About this exercise
Look through the material that follows and show every line with the string "Ctrl".

Listed records
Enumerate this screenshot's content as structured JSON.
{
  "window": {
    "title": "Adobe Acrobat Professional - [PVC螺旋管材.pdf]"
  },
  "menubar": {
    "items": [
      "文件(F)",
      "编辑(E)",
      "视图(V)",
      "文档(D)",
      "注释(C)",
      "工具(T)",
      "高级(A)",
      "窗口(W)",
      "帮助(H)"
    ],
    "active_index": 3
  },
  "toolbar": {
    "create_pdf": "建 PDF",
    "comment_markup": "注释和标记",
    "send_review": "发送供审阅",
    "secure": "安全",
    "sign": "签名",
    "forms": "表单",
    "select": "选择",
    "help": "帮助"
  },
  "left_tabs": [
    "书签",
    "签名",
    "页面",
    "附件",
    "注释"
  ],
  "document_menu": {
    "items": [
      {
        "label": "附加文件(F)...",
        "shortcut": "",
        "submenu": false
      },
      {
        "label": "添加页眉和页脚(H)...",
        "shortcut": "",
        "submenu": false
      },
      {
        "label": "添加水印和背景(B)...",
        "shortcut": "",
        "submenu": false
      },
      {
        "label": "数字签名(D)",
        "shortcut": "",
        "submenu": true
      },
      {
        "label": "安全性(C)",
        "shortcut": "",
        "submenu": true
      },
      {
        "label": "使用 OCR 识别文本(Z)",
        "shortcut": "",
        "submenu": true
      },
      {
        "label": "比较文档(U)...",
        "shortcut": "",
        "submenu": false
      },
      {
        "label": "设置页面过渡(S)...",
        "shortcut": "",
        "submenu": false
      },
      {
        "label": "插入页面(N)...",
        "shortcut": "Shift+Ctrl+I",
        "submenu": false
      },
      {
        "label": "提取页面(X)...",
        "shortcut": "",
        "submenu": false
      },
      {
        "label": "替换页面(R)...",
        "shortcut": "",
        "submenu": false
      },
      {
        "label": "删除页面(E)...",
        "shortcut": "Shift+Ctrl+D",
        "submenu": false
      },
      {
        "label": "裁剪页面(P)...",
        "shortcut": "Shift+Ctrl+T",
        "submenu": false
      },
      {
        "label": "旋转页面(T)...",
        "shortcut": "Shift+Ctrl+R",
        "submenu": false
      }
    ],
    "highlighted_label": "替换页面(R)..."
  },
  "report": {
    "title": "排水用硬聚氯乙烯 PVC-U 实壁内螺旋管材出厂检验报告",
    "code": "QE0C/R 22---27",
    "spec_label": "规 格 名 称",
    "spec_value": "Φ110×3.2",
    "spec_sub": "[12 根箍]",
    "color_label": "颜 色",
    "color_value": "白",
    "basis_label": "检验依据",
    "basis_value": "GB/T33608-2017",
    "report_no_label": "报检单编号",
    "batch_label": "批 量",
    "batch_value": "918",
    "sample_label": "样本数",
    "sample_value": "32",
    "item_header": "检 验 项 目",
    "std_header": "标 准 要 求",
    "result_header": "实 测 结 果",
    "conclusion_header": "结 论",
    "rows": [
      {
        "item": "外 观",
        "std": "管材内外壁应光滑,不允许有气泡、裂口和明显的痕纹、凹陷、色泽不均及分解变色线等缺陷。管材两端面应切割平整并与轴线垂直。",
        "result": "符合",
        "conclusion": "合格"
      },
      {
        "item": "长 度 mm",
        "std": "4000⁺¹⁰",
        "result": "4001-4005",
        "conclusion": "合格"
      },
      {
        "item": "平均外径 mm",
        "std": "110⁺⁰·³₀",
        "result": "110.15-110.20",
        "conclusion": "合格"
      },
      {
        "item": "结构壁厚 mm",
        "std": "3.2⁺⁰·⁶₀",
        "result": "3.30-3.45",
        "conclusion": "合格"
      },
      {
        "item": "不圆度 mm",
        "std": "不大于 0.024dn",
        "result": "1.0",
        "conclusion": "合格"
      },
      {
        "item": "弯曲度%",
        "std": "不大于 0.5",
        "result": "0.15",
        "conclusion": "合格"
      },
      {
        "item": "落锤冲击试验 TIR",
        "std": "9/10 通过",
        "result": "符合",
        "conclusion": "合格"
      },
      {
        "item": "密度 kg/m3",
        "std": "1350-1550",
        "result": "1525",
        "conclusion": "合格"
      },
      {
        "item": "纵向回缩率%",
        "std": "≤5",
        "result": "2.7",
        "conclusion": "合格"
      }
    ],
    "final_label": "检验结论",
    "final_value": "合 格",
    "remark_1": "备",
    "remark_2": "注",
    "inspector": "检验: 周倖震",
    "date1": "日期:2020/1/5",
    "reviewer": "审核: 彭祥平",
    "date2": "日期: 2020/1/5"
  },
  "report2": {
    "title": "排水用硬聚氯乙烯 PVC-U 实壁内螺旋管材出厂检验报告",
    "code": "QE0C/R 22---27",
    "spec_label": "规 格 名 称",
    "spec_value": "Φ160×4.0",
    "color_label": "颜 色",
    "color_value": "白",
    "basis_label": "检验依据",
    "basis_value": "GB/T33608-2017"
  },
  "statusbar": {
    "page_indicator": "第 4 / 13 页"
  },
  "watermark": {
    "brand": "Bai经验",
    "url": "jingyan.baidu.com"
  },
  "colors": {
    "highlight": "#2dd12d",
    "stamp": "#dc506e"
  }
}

Exercise answer
        "shortcut": "Shift+Ctrl+I",
        "shortcut": "Shift+Ctrl+D",
        "shortcut": "Shift+Ctrl+T",
        "shortcut": "Shift+Ctrl+R",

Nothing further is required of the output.